After a week in the hospital, I could still only say a few words. The RN provided a pamphlet with about twenty or thirty words and pictures. I couldn’t say the words at first. Even if the pictures were familiar, it was difficult to produce the right sounds. For example, I would say “blush” instead of “brush” or “vamily” for “family.” As the neurological connections strengthened, I grew increasingly confident in saying words like “family,” “friends,” and “toothbrush.” While I had easy access to the few words that I had been practicing all week, I had difficulty expressing my thoughts with words not provided for me. I was essentially trapped in my own head. At that time, I realized how difficult it would be to pray.
I thought returning home would be pivotal for my prayer life. Things should naturally return as my life started to look normal again and my brain healed. But they did not immediately return. I would sit in my room alone to pray and could only utter, “Dear Lord.” The rest of the words wouldn’t come; they couldn’t come. It was incredibly frustrating, as if they were locked in some vault in my brain to which I had misplaced the key. But I pressed on.

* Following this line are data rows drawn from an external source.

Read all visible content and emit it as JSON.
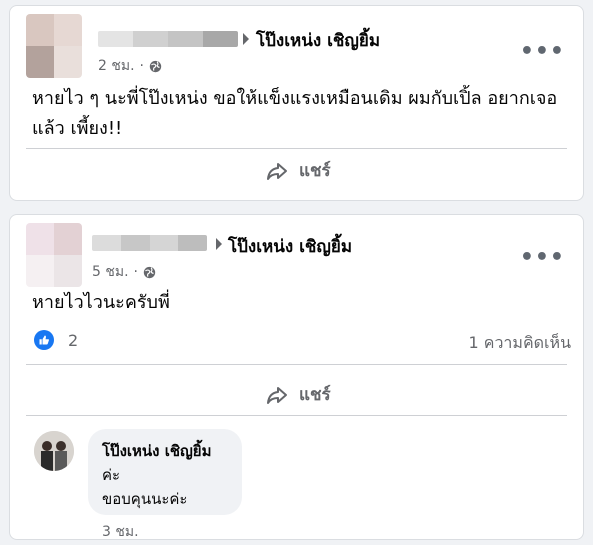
{
  "colors": {
    "background": "#f0f2f5",
    "card": "#ffffff",
    "secondary_text": "#65676b",
    "like_blue": "#1877f2",
    "divider": "#ced0d4"
  },
  "posts": [
    {
      "page_name": "โป๊งเหน่ง เชิญยิ้ม",
      "timestamp": "2 ชม.",
      "privacy_icon": "globe-icon",
      "body_lines": [
        "หายไว ๆ นะพี่โป๊งเหน่ง ขอให้แข็งแรงเหมือนเดิม ผมกับเปิ้ล อยากเจอ",
        "แล้ว เพี้ยง!!"
      ],
      "share_label": "แชร์"
    },
    {
      "page_name": "โป๊งเหน่ง เชิญยิ้ม",
      "timestamp": "5 ชม.",
      "privacy_icon": "globe-icon",
      "body_lines": [
        "หายไวไวนะครับพี่"
      ],
      "reaction_count": "2",
      "comment_count_label": "1 ความคิดเห็น",
      "share_label": "แชร์",
      "comment": {
        "author": "โป๊งเหน่ง เชิญยิ้ม",
        "lines": [
          "ค่ะ",
          "ขอบคุนนะค่ะ"
        ],
        "timestamp": "3 ชม."
      }
    }
  ]
}
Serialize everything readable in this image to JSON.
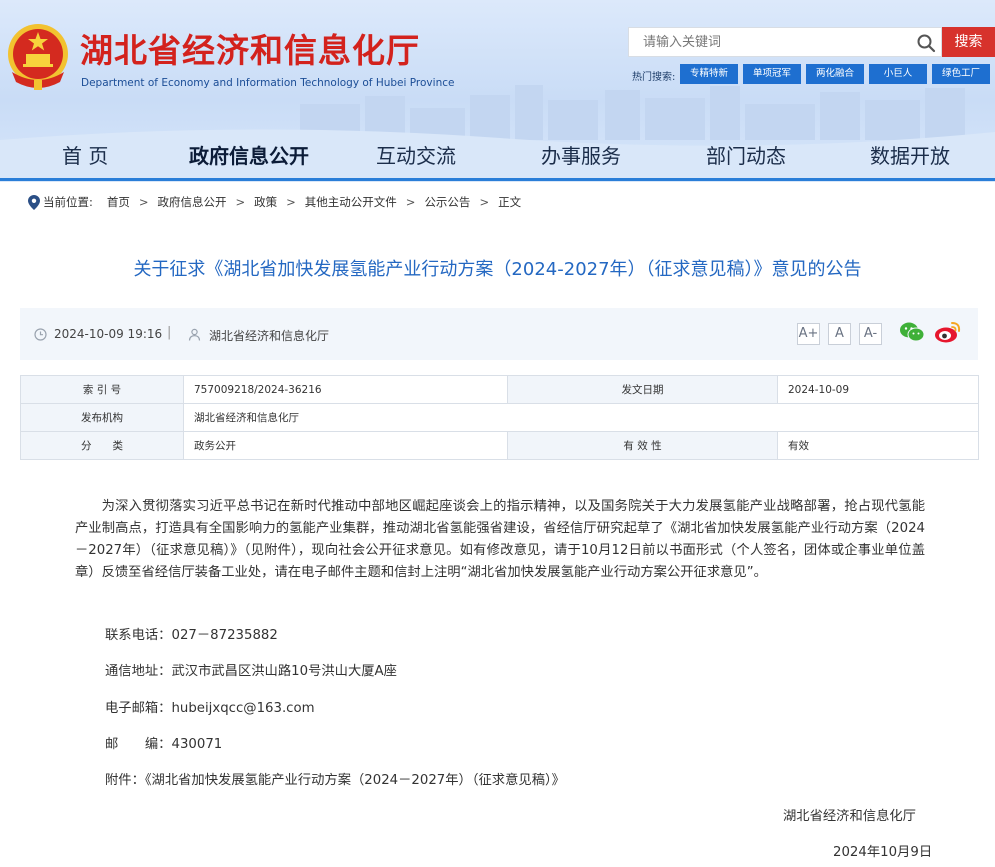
{
  "header": {
    "title": "湖北省经济和信息化厅",
    "subtitle": "Department of Economy and Information Technology of Hubei Province",
    "search_placeholder": "请输入关键词",
    "search_button": "搜索",
    "hot_label": "热门搜索:",
    "hot_tags": [
      "专精特新",
      "单项冠军",
      "两化融合",
      "小巨人",
      "绿色工厂"
    ]
  },
  "nav": {
    "items": [
      "首 页",
      "政府信息公开",
      "互动交流",
      "办事服务",
      "部门动态",
      "数据开放"
    ],
    "active_index": 1
  },
  "breadcrumb": {
    "label": "当前位置:",
    "items": [
      "首页",
      "政府信息公开",
      "政策",
      "其他主动公开文件",
      "公示公告",
      "正文"
    ],
    "separator": ">"
  },
  "article": {
    "title": "关于征求《湖北省加快发展氢能产业行动方案（2024-2027年）（征求意见稿）》意见的公告",
    "date": "2024-10-09 19:16",
    "meta_separator": "|",
    "source": "湖北省经济和信息化厅",
    "font_sizes": [
      "A+",
      "A",
      "A-"
    ]
  },
  "info_table": {
    "rows": [
      {
        "label1": "索 引 号",
        "value1": "757009218/2024-36216",
        "label2": "发文日期",
        "value2": "2024-10-09"
      },
      {
        "label1": "发布机构",
        "value1": "湖北省经济和信息化厅",
        "label2": "",
        "value2": ""
      },
      {
        "label1": "分　　类",
        "value1": "政务公开",
        "label2": "有 效 性",
        "value2": "有效"
      }
    ]
  },
  "body": {
    "paragraph": "为深入贯彻落实习近平总书记在新时代推动中部地区崛起座谈会上的指示精神，以及国务院关于大力发展氢能产业战略部署，抢占现代氢能产业制高点，打造具有全国影响力的氢能产业集群，推动湖北省氢能强省建设，省经信厅研究起草了《湖北省加快发展氢能产业行动方案（2024－2027年）（征求意见稿）》（见附件），现向社会公开征求意见。如有修改意见，请于10月12日前以书面形式（个人签名，团体或企事业单位盖章）反馈至省经信厅装备工业处，请在电子邮件主题和信封上注明“湖北省加快发展氢能产业行动方案公开征求意见”。",
    "phone": "联系电话：027－87235882",
    "address": "通信地址：武汉市武昌区洪山路10号洪山大厦A座",
    "email": "电子邮箱：hubeijxqcc@163.com",
    "postcode": "邮　　编：430071",
    "attachment": "附件：《湖北省加快发展氢能产业行动方案（2024－2027年）（征求意见稿）》",
    "signature": "湖北省经济和信息化厅",
    "sign_date": "2024年10月9日"
  },
  "colors": {
    "title_red": "#d3221d",
    "link_blue": "#2468c2",
    "accent_blue": "#1e6fd0",
    "search_red": "#d7322c"
  }
}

In the course of time, my speaking slowly improved, but this had no direct impact on my prayer life. I was able to lead family worship again, but I was restricted to the page of Scripture in front of me and even then, I read slowly. I was reading at a first-grade level. I was discouraged but my family was so sweet. My daughter (who is 10 years old) began praying, “We thank you that daddy gets to read this story to us.” I took turns in praying most every night, but prayers would be somewhat like this: “Dear God … thank you for this day, … thank you … for this Bible story … in Jesus name we pray. Amen.” Very simple, very basic momentary glimpses of a prayer life coming back.
When we got to Houston, Texas for my radiation treatment, I made a breakthrough. I don’t know why this didn’t occur to me at home, but I found I could remember better when I wrote things down. I got a notebook and, in the mornings when the apartment was quiet, I recorded the names of friends that I had met in the cancer clinic and apartment complex. This trick actually worked! I then listed my family and church members. I read through the names and then prayed through a simpler version of Hebrews 4, “I lift these friends near to the throne of grace, confident that they will receive help in their time of need.” This is how I slowly began my climb.
I still have to make lists. I cannot do extemporary prayer—or at least not well. I have difficulty remembering the specifics I wish to pray for and having a prayer laid before me is a great help. Through this discovery, I better understood why Jesus gave a prayer for His disciples to memorize. I could remember every word to the Lord’s Prayer. I had said it so often through the years that the familiar words came back. Needless to say, through my struggle, I had a newfound appreciation for that prayer.
I never imagined that prayer could be taken from me. Now that I have it back—although in a limited degree—I realize how much we take it for granted. The Heidelberg Catechism says, “Why is prayer necessary for Christians?” It answers, “Because it is the chief part of the thankfulness which God requires of us, and because God will give His grace and Holy Spirit only to such as earnestly and without ceasing beg them from Him and render thanks unto Him for them” (HC, 116). This catechism notes that we should express our thankfulness in prayer to God. Should we not give thanks for all we have and chiefly have in Jesus Christ? Would we not also render thanks to God for His amazing gift of grace? And would we not eagerly pray for God’s Holy Spirit and expect that He should answer? For a moment in time, I lost the gift of prayer. May my story encourage you to take full advantage of this gift we’ve been given.